2C: Plenary discussion: Macroeconomic Policy and Financing for Development

Statement by Deputy Permanent Representative Ambassador Andreas Løvold


The backdrop of this year’s macroeconomic deliberation is alarming. We are grappling with several cascading crises at the same time:

  • record-debt and inflation levels,
  • the aftermath of the pandemic,
  • Russia’s war of aggression in Ukraine with global ramifications, including high food and energy prices.

The financing needs for developing economies are massive and growing.

With only 7 years to go, we must overcome considerable hurdles to achieve the SDGs – our common goals. We need to mobilize all efforts to secure financing from all available sources. 



In 2015 we made a commitment to the ambitious financing framework of the Addis Ababa Action Agenda in order to attain the SDGs.

We pledged to do more to decrease the debt burden for developing economies, and to increase their fiscal space and resource mobilization. But serious gaps remain.

As we now look to the fourth global conference on financing for development, we have no choice but to redouble our efforts and make it a milestone for renewed and increased commitment and action.

This will, however, require detailed preparations and a bold political vision.

Domestic revenue mobilization is a key pillar of SDG-financing.

Official development cooperation must underpin national efforts and must leverage resources from many sources.

Norway has consistently provided more than 0.7 percent of GNI in development assistance. We will continue to be a reliable partner and donor. 

The need for inclusive growth has become self-evident.

We will not reach our 2030 ambitions without women’s economic empowerment. The Addis Agenda got this right. We urgently need to recommit and accelerate this joint commitment.



We must continue our efforts to combat secrecy and illicit financial flows that allows for siphoning enormous resources away from developing economies.

It locks people and countries in poverty, and it erodes transparency and trust.

The Secretary General’s report on tax cooperation gave us a somber assessment of the persisting gaps in the current tax architecture.

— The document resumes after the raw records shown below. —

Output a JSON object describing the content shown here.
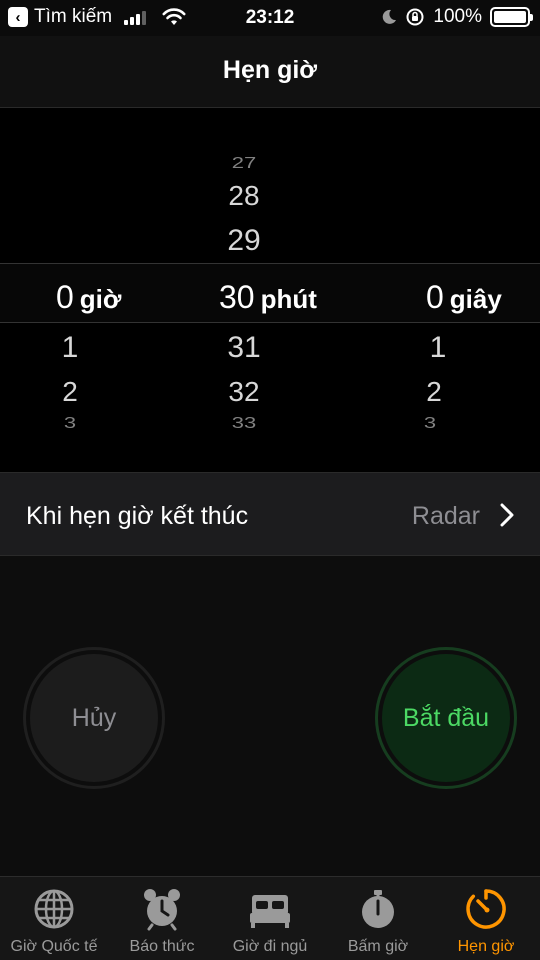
{
  "status_bar": {
    "back_label": "Tìm kiếm",
    "time": "23:12",
    "battery": "100%"
  },
  "nav": {
    "title": "Hẹn giờ"
  },
  "picker": {
    "hours": {
      "above": [],
      "selected": "0",
      "unit": "giờ",
      "below": [
        "1",
        "2",
        "3"
      ]
    },
    "minutes": {
      "above": [
        "27",
        "28",
        "29"
      ],
      "selected": "30",
      "unit": "phút",
      "below": [
        "31",
        "32",
        "33"
      ]
    },
    "seconds": {
      "above": [],
      "selected": "0",
      "unit": "giây",
      "below": [
        "1",
        "2",
        "3"
      ]
    }
  },
  "option": {
    "label": "Khi hẹn giờ kết thúc",
    "value": "Radar"
  },
  "buttons": {
    "cancel": "Hủy",
    "start": "Bắt đầu"
  },
  "tabs": [
    {
      "label": "Giờ Quốc tế",
      "icon": "globe-icon"
    },
    {
      "label": "Báo thức",
      "icon": "alarm-clock-icon"
    },
    {
      "label": "Giờ đi ngủ",
      "icon": "bed-icon"
    },
    {
      "label": "Bấm giờ",
      "icon": "stopwatch-icon"
    },
    {
      "label": "Hẹn giờ",
      "icon": "timer-icon",
      "active": true
    }
  ],
  "colors": {
    "accent": "#ff9500",
    "start_green": "#4cd964",
    "background": "#000000"
  }
}
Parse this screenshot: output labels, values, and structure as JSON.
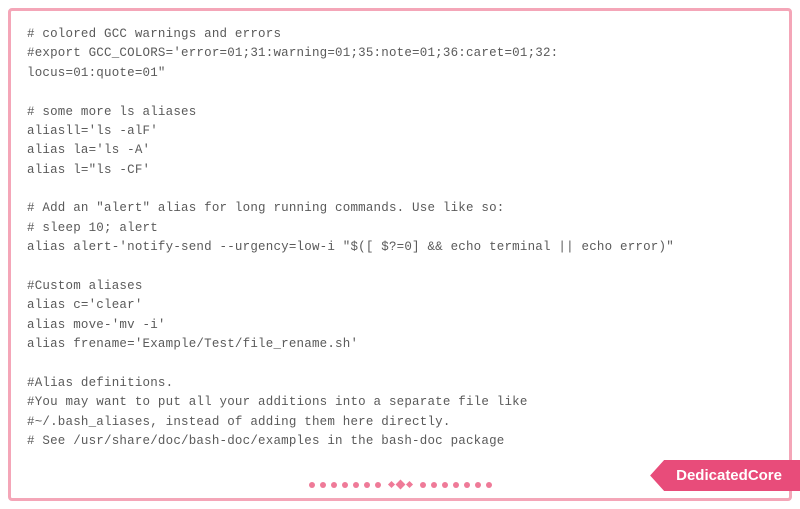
{
  "lines": [
    "# colored GCC warnings and errors",
    "#export GCC_COLORS='error=01;31:warning=01;35:note=01;36:caret=01;32:",
    "locus=01:quote=01\"",
    "",
    "# some more ls aliases",
    "aliasll='ls -alF'",
    "alias la='ls -A'",
    "alias l=\"ls -CF'",
    "",
    "# Add an \"alert\" alias for long running commands. Use like so:",
    "# sleep 10; alert",
    "alias alert-'notify-send --urgency=low-i \"$([ $?=0] && echo terminal || echo error)\"",
    "",
    "#Custom aliases",
    "alias c='clear'",
    "alias move-'mv -i'",
    "alias frename='Example/Test/file_rename.sh'",
    "",
    "#Alias definitions.",
    "#You may want to put all your additions into a separate file like",
    "#~/.bash_aliases, instead of adding them here directly.",
    "# See /usr/share/doc/bash-doc/examples in the bash-doc package"
  ],
  "badge_label": "DedicatedCore"
}
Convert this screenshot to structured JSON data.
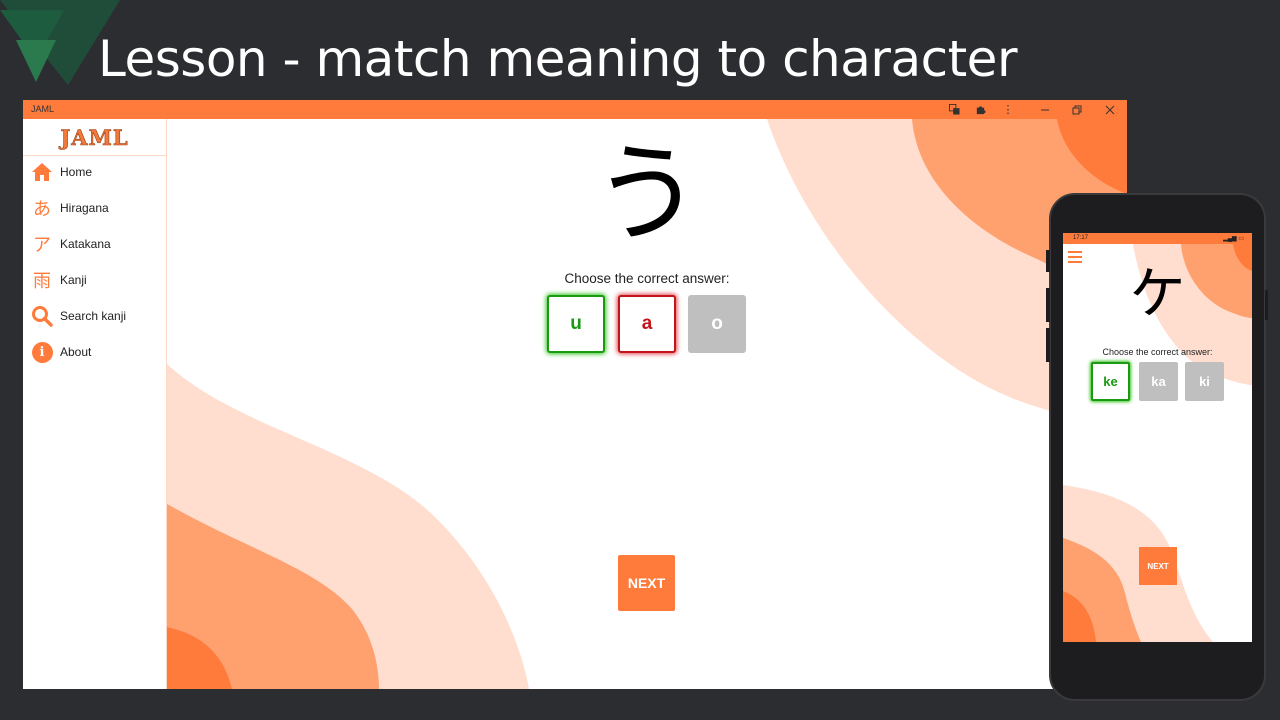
{
  "slide": {
    "title": "Lesson - match meaning to character"
  },
  "colors": {
    "brand_orange": "#ff7b3b",
    "correct_green": "#1a9a12",
    "wrong_red": "#c2141a",
    "neutral_gray": "#bfbfbf",
    "slide_background": "#2b2d30"
  },
  "desktop": {
    "window_title": "JAML",
    "titlebar_icons": [
      "translate-icon",
      "extensions-icon",
      "more-vert-icon",
      "minimize-icon",
      "restore-icon",
      "close-icon"
    ],
    "logo_text": "JAML",
    "nav": [
      {
        "label": "Home",
        "icon": "home-icon"
      },
      {
        "label": "Hiragana",
        "icon": "hiragana-a-icon",
        "glyph": "あ"
      },
      {
        "label": "Katakana",
        "icon": "katakana-a-icon",
        "glyph": "ア"
      },
      {
        "label": "Kanji",
        "icon": "kanji-rain-icon",
        "glyph": "雨"
      },
      {
        "label": "Search kanji",
        "icon": "search-icon"
      },
      {
        "label": "About",
        "icon": "info-icon",
        "glyph": "i"
      }
    ],
    "lesson": {
      "character": "う",
      "prompt": "Choose the correct answer:",
      "answers": [
        {
          "label": "u",
          "state": "correct"
        },
        {
          "label": "a",
          "state": "wrong"
        },
        {
          "label": "o",
          "state": "neutral"
        }
      ],
      "next_label": "NEXT"
    }
  },
  "phone": {
    "status_time": "17:17",
    "status_icons": "▂▄▆ ▭",
    "lesson": {
      "character": "ケ",
      "prompt": "Choose the correct answer:",
      "answers": [
        {
          "label": "ke",
          "state": "correct"
        },
        {
          "label": "ka",
          "state": "neutral"
        },
        {
          "label": "ki",
          "state": "neutral"
        }
      ],
      "next_label": "NEXT"
    }
  }
}
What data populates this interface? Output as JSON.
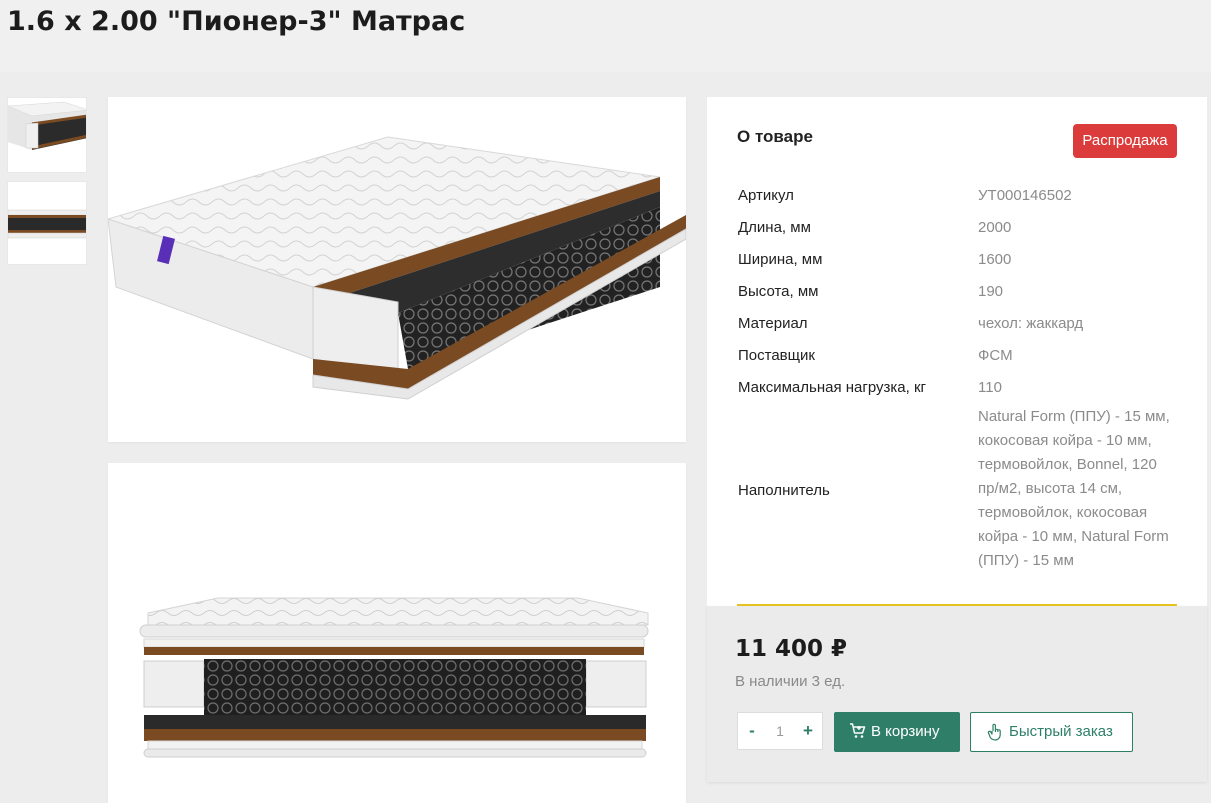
{
  "page": {
    "title": "1.6 x 2.00 \"Пионер-3\" Матрас"
  },
  "gallery": {
    "thumbnails": [
      {
        "icon": "mattress-cutaway-thumbnail"
      },
      {
        "icon": "mattress-layers-thumbnail"
      }
    ],
    "images": [
      {
        "icon": "mattress-cutaway-image"
      },
      {
        "icon": "mattress-layers-image"
      }
    ]
  },
  "info": {
    "title": "О товаре",
    "badge": "Распродажа",
    "badge_color": "#dc3b3b",
    "specs": [
      {
        "label": "Артикул",
        "value": "УТ000146502"
      },
      {
        "label": "Длина, мм",
        "value": "2000"
      },
      {
        "label": "Ширина, мм",
        "value": "1600"
      },
      {
        "label": "Высота, мм",
        "value": "190"
      },
      {
        "label": "Материал",
        "value": "чехол: жаккард"
      },
      {
        "label": "Поставщик",
        "value": "ФСМ"
      },
      {
        "label": "Максимальная нагрузка, кг",
        "value": "110"
      },
      {
        "label": "Наполнитель",
        "value": "Natural Form (ППУ) - 15 мм, кокосовая койра - 10 мм, термовойлок, Bonnel, 120 пр/м2, высота 14 см, термовойлок, кокосовая койра - 10 мм, Natural Form (ППУ) - 15 мм"
      }
    ]
  },
  "purchase": {
    "price": "11 400 ₽",
    "stock": "В наличии 3 ед.",
    "qty_minus": "-",
    "qty_value": "1",
    "qty_plus": "+",
    "cart_label": "В корзину",
    "cart_icon": "cart-icon",
    "quick_label": "Быстрый заказ",
    "quick_icon": "tap-hand-icon",
    "accent_color": "#2f7f68",
    "divider_color": "#e7c322"
  }
}
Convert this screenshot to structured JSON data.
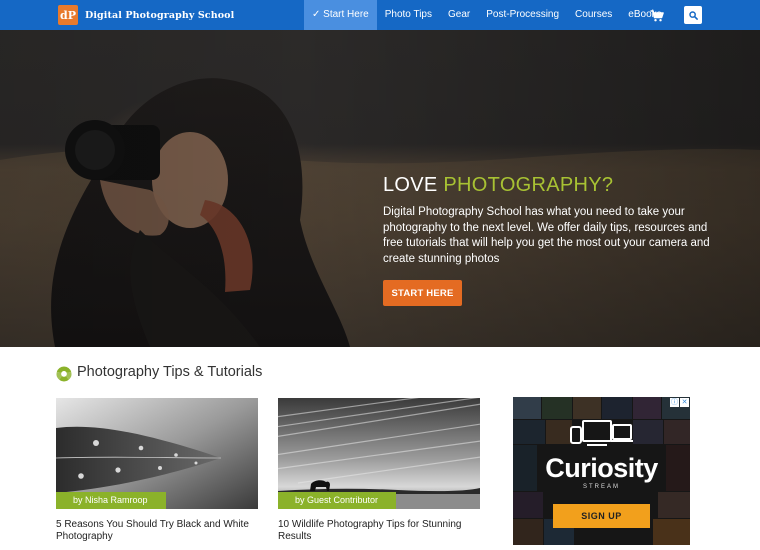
{
  "nav": {
    "brand_logo": "dP",
    "brand_name": "Digital Photography School",
    "items": [
      {
        "label": "✓ Start Here",
        "active": true
      },
      {
        "label": "Photo Tips",
        "active": false
      },
      {
        "label": "Gear",
        "active": false
      },
      {
        "label": "Post-Processing",
        "active": false
      },
      {
        "label": "Courses",
        "active": false
      },
      {
        "label": "eBooks",
        "active": false
      }
    ],
    "cart_icon": "cart-icon",
    "search_icon": "search-icon"
  },
  "hero": {
    "title_part1": "LOVE ",
    "title_part2": "PHOTOGRAPHY?",
    "description": "Digital Photography School has what you need to take your photography to the next level. We offer daily tips, resources and free tutorials that will help you get the most out your camera and create stunning photos",
    "button_label": "START HERE"
  },
  "section": {
    "title": "Photography Tips & Tutorials",
    "icon": "aperture-icon"
  },
  "cards": [
    {
      "author": "by Nisha Ramroop",
      "title": "5 Reasons You Should Try Black and White Photography"
    },
    {
      "author": "by Guest Contributor",
      "title": "10 Wildlife Photography Tips for Stunning Results"
    }
  ],
  "ad": {
    "brand": "Curiosity",
    "sub": "STREAM",
    "button_label": "SIGN UP"
  },
  "colors": {
    "nav_bg": "#1568c5",
    "accent_green": "#a8c233",
    "button_orange": "#e46b22",
    "author_green": "#8bb22a"
  }
}
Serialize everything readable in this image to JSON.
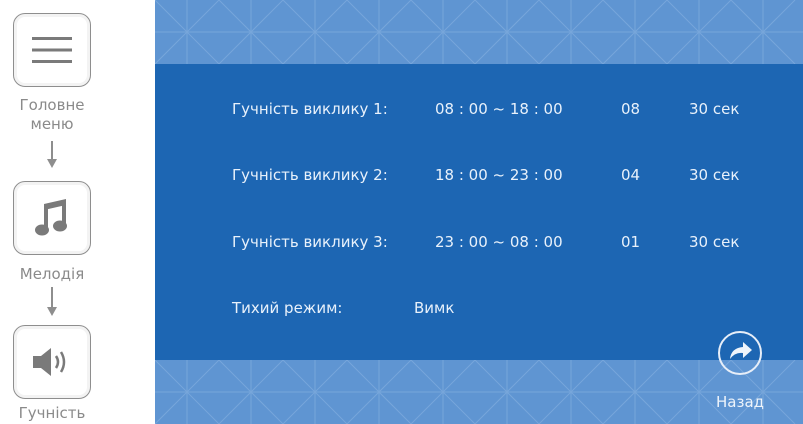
{
  "nav": {
    "main_menu_label": "Головне меню",
    "melody_label": "Мелодія",
    "volume_label": "Гучність"
  },
  "settings": {
    "rows": [
      {
        "label": "Гучність виклику 1:",
        "time": "08 : 00 ~ 18 : 00",
        "level": "08",
        "duration": "30 сек"
      },
      {
        "label": "Гучність виклику 2:",
        "time": "18 : 00 ~ 23 : 00",
        "level": "04",
        "duration": "30 сек"
      },
      {
        "label": "Гучність виклику 3:",
        "time": "23 : 00 ~ 08 : 00",
        "level": "01",
        "duration": "30 сек"
      }
    ],
    "silent_label": "Тихий режим:",
    "silent_value": "Вимк"
  },
  "back_label": "Назад",
  "icons": {
    "menu": "menu-icon",
    "melody": "music-note-icon",
    "volume": "speaker-icon",
    "back": "arrow-right-icon"
  },
  "colors": {
    "panel": "#1d66b3",
    "band": "#5f95d2",
    "text": "#e8f1fb",
    "nav_gray": "#8e8e8e"
  }
}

National implementation of existing standards is key, but we also need to address systemic weaknesses in appropriate ways.

Going forward, we must avoid duplication, and rather promote complementarity and build on the achievements made, both in the OECD and in the UN.

As Member States, it is incumbent upon us to actively foster and urge closer coordination in the tax work of the UN and the OECD.

We should heed the call of the Secretary General to establish and strive to develop consensus-based rules and standards that effectively and inclusively promote a responsible and accountable global financial system.  



The difference between success and failure ultimately hinges on collaborative efforts in the multilateral system.

We – the member states – need to grasp the opportunity and raise the level of ambition.


I thank you.